There's been a lot of discussion in the Rails community and on Hacker News over the last couple of weeks about where business logic belongs in Rails in particular, and MVC in general. There seem to be broadly two camps: DHH's "just put it all in the model" and the "objects should have single concerns" guys. To me though, business logic doesn't belong in MVC at all.
Design patterns are not always, or even often, competitors. Using multiple patterns to architect your application is common and quite sensible. For example, MVC and MVVM are both UI decoupling patterns, but they manage different concerns, and can be used well together. In a rich client framework like .NET's WPF, you end up with a kind of MVVMC setup; a combination of the patterns where the controller treats the V/VM part of MVVM as its view. In a web app it's quite possible to have a 'pure' MVC design on the server side which feeds an MVVM setup on the client, which in turn calls back to the MVC controller.
The patterns are not competitors. Neither of them solve the "full stack", from UI back to persistence. And to get back to the main point, this is the problem with the Rails debate: it tries to use MVC to design the whole stack. This will work for apps where the domain is fairly simple. Some of the models may get a bit messy, but on the whole it'll be fine. But when the domain becomes complex the models becomes unmanageable. And that's where another design pattern comes in: n-tier.
Remember that guy? He's the one who says you should separate your app into logical layers like persistence, business logic and presentation. The full stack MVC approach is trying to put persistence and business logic all into the one "model" concept, whereas really MVC addresses just the presentation layer. If your MVC model isn't simple, it probably needs to be abstracted away until it is. That doesn't necessarily mean services and DTOs, but some form of abstraction is needed.
I'm not a "big architecture" guy by any means. I've seen apps with fairly simple business logic transformed into overly complex beasts as the result of too much separation of concerns (eg. service calls between the presentation tier and the business tier, which always run on the same box). There's a balance that depends in large part on the scale and complexity of what you're creating: sometimes architecture adds unnecessary complexity and indirection; sometimes it provides necessary structure and control.

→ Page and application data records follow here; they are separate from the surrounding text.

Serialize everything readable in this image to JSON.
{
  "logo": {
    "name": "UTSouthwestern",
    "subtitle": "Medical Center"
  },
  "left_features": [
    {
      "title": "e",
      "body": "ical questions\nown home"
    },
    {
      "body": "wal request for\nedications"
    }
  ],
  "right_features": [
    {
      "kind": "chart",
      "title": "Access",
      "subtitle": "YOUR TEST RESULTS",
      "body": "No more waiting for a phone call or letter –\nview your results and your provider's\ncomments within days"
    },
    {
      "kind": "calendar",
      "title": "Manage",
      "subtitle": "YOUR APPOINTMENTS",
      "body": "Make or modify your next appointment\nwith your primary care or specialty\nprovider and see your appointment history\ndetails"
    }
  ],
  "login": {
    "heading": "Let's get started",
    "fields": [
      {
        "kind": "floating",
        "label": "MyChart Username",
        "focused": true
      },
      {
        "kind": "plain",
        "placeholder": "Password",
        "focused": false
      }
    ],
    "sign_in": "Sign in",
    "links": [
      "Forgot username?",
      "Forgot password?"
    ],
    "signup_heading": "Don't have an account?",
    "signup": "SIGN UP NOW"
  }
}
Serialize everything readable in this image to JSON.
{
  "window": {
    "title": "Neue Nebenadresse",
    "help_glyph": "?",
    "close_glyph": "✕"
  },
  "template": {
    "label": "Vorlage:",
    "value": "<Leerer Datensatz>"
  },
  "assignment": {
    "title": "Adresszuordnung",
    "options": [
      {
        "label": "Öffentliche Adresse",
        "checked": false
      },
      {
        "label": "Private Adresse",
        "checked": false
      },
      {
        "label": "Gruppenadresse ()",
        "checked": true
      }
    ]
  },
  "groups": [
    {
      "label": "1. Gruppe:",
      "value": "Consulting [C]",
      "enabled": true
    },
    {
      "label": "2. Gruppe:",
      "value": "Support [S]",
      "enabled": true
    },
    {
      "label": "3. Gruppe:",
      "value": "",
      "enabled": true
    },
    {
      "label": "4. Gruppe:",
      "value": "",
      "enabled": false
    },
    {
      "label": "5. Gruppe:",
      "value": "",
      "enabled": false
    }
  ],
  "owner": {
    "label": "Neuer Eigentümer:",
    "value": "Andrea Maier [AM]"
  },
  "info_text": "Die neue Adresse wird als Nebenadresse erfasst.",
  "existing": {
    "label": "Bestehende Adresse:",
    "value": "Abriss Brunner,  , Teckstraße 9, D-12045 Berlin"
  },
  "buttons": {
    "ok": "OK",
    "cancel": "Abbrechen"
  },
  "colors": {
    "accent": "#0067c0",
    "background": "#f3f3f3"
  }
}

If it's the opinion of Rails that MVC is an appropriate full stack pattern, then that naturally limits the complexity of the problems you can solve with it before you have to start working against the framework.